:: Exercise objective ::
Find the string "image" in the data, and copy out each line that has it.

(Component data from apps and pages)
****************
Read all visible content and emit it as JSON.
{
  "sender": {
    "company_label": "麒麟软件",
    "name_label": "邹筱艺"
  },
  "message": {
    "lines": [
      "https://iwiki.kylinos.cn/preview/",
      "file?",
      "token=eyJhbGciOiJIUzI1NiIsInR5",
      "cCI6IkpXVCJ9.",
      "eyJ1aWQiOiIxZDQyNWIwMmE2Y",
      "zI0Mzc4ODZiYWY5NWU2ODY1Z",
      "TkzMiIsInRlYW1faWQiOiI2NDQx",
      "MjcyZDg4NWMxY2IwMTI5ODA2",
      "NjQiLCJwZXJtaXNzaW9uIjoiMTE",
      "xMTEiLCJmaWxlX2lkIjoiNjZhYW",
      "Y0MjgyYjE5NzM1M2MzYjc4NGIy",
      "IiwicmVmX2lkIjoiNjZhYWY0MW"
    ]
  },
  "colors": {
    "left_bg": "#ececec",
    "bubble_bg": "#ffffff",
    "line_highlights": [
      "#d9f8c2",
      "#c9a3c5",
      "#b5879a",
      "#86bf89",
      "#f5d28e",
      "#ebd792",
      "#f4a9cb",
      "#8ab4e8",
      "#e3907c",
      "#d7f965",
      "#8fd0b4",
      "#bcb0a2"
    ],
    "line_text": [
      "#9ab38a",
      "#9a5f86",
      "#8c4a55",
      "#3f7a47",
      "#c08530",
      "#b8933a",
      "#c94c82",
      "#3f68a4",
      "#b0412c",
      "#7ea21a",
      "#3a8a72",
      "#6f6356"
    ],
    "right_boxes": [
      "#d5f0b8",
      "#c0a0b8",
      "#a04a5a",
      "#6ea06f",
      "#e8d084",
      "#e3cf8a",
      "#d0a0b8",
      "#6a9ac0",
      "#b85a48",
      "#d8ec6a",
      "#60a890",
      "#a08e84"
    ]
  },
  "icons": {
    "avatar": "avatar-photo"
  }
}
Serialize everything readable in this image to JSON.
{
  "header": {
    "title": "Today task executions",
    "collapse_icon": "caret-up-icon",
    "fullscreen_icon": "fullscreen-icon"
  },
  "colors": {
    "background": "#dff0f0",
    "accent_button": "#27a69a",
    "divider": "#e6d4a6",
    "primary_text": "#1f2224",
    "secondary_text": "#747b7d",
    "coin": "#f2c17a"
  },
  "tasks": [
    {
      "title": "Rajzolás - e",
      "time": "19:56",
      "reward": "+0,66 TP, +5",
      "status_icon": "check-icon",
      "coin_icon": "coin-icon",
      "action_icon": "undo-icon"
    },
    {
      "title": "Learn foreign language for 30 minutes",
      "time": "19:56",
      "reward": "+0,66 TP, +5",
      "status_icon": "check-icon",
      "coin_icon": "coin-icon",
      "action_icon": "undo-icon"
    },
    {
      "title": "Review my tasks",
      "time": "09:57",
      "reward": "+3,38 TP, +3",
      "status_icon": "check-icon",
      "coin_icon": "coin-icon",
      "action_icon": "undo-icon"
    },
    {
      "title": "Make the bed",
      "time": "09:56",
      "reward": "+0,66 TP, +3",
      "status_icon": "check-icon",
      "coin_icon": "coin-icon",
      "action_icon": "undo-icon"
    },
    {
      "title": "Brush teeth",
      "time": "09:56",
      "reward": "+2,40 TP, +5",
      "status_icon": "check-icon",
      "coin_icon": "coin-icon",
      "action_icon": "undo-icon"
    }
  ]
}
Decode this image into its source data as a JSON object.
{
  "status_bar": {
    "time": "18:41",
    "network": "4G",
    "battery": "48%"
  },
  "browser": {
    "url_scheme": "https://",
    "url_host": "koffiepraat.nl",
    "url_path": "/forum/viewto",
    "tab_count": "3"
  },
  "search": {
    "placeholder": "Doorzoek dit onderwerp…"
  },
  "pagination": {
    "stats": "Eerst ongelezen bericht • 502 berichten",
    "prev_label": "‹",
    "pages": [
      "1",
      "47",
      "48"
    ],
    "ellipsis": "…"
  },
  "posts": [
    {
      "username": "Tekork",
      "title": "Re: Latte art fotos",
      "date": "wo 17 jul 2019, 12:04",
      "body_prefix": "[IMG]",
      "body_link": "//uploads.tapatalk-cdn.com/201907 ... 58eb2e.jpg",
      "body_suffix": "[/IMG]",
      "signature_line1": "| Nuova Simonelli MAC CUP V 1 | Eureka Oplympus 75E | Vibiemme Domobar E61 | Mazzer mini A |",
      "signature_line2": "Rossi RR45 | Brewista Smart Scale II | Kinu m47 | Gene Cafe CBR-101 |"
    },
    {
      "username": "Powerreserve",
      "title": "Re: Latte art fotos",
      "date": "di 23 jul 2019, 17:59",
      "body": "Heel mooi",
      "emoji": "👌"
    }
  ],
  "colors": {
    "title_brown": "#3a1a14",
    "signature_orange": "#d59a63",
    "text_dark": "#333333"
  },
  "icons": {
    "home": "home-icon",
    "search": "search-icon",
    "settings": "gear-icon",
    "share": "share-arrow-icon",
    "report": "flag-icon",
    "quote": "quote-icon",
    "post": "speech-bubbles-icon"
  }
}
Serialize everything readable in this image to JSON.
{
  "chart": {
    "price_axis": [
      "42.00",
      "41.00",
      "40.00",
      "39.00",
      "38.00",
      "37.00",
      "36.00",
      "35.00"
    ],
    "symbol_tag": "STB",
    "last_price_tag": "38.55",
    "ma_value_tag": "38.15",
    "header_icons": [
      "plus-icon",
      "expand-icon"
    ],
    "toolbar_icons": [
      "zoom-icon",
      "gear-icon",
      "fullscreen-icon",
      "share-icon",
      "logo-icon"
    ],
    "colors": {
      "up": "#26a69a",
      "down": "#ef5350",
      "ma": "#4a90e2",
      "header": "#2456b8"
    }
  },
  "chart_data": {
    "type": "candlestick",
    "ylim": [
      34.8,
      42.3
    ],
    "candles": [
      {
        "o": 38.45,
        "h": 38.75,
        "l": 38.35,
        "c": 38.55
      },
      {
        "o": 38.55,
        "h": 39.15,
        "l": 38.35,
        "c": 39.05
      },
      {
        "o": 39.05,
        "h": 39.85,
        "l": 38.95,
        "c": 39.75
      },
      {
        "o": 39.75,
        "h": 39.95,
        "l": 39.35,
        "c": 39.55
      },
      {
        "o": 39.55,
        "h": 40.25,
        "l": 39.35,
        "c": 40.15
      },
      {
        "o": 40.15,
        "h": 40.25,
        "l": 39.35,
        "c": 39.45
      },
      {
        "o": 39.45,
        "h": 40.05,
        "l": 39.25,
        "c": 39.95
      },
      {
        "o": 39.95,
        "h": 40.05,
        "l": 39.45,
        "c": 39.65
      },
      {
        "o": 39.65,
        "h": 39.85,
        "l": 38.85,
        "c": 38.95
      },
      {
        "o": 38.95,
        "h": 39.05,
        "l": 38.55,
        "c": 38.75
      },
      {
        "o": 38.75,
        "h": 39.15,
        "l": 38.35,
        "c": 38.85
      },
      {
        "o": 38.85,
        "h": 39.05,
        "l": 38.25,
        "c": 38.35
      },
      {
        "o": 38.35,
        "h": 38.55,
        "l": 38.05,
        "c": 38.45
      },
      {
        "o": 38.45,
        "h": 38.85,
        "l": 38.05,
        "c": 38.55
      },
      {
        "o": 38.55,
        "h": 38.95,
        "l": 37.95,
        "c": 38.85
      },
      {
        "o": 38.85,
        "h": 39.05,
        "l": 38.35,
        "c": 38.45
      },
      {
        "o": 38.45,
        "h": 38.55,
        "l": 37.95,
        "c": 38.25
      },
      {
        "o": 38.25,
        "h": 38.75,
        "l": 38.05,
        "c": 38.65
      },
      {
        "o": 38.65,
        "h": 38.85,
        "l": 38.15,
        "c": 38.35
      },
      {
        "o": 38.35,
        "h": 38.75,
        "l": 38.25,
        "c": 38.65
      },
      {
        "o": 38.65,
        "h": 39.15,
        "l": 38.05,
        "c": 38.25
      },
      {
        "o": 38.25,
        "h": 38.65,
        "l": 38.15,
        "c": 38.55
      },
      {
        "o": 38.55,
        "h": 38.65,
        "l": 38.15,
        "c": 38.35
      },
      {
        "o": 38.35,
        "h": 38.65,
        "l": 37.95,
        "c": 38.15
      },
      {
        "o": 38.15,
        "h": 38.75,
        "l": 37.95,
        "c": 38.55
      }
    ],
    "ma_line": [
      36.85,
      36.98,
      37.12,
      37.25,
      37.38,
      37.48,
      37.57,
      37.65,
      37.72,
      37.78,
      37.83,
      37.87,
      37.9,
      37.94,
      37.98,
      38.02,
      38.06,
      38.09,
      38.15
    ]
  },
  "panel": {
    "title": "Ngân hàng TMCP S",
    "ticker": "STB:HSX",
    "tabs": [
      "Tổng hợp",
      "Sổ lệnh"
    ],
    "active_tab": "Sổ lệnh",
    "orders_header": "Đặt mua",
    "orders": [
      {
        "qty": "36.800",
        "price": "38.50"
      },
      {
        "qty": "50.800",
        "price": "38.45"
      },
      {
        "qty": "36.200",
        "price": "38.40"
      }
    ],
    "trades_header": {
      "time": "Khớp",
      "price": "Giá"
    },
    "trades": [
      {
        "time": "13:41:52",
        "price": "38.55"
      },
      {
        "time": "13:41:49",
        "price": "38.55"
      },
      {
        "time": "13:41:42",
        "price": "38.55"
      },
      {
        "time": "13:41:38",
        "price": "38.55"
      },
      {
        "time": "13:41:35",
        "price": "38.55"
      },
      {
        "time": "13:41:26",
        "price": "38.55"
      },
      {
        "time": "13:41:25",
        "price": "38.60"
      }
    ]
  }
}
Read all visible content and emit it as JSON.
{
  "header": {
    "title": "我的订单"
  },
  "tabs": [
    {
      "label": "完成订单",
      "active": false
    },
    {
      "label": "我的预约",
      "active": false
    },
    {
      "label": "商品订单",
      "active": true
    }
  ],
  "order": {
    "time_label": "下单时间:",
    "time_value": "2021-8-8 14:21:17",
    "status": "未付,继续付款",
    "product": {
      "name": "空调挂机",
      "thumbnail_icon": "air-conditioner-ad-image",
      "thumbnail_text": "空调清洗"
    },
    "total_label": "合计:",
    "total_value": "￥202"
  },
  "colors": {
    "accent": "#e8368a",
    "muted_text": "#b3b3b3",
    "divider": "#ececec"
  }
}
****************
:: Written answer ::
Serialize everything readable in this image to JSON.
Decode this image into its source data as a JSON object.
Serialize everything readable in this image to JSON.
      "thumbnail_icon": "air-conditioner-ad-image",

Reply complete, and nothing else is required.